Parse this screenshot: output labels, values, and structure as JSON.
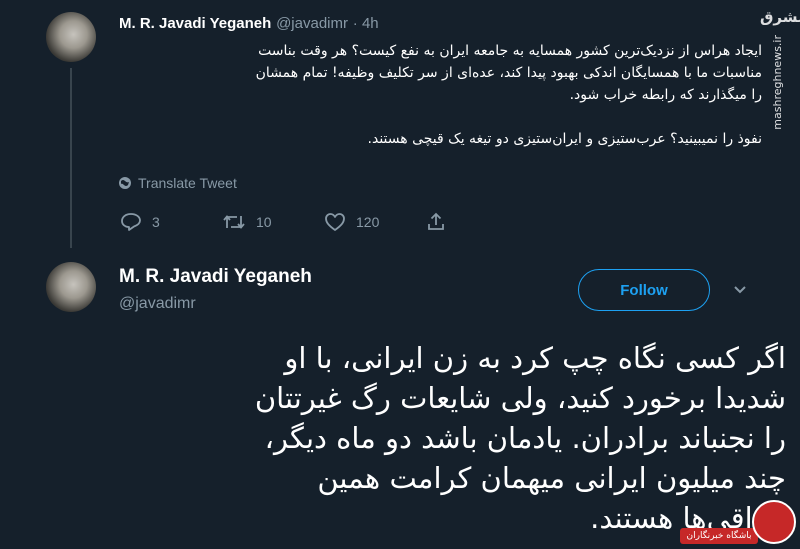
{
  "tweet1": {
    "name": "M. R. Javadi Yeganeh",
    "handle": "@javadimr",
    "time": "· 4h",
    "text_line1": "ایجاد هراس از نزدیک‌ترین کشور همسایه به جامعه ایران به نفع کیست؟ هر وقت بناست",
    "text_line2": "مناسبات ما با همسایگان اندکی بهبود پیدا کند، عده‌ای از سر تکلیف وظیفه! تمام همشان",
    "text_line3": "را میگذارند که رابطه خراب شود.",
    "text_line4": "نفوذ را نمیبینید؟ عرب‌ستیزی و ایران‌ستیزی دو تیغه یک قیچی هستند.",
    "translate": "Translate Tweet",
    "replies": "3",
    "retweets": "10",
    "likes": "120"
  },
  "tweet2": {
    "name": "M. R. Javadi Yeganeh",
    "handle": "@javadimr",
    "follow_label": "Follow",
    "line1": "اگر کسی نگاه چپ کرد به زن ایرانی، با او",
    "line2": "شدیدا برخورد کنید، ولی شایعات رگ غیرتتان",
    "line3": "را نجنباند برادران. یادمان باشد دو ماه دیگر،",
    "line4": "چند میلیون ایرانی میهمان کرامت همین",
    "line5": "عراقی‌ها هستند."
  },
  "watermark": {
    "site": "mashreghnews.ir",
    "logo_text": "مشرق",
    "badge_text": "باشگاه خبرنگاران"
  },
  "colors": {
    "background": "#15202b",
    "accent": "#1da1f2",
    "muted": "#8899a6"
  }
}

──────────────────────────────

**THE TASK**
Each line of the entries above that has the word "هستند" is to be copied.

**REPLY TO THE TASK**
    "text_line4": "نفوذ را نمیبینید؟ عرب‌ستیزی و ایران‌ستیزی دو تیغه یک قیچی هستند.",
    "line5": "عراقی‌ها هستند."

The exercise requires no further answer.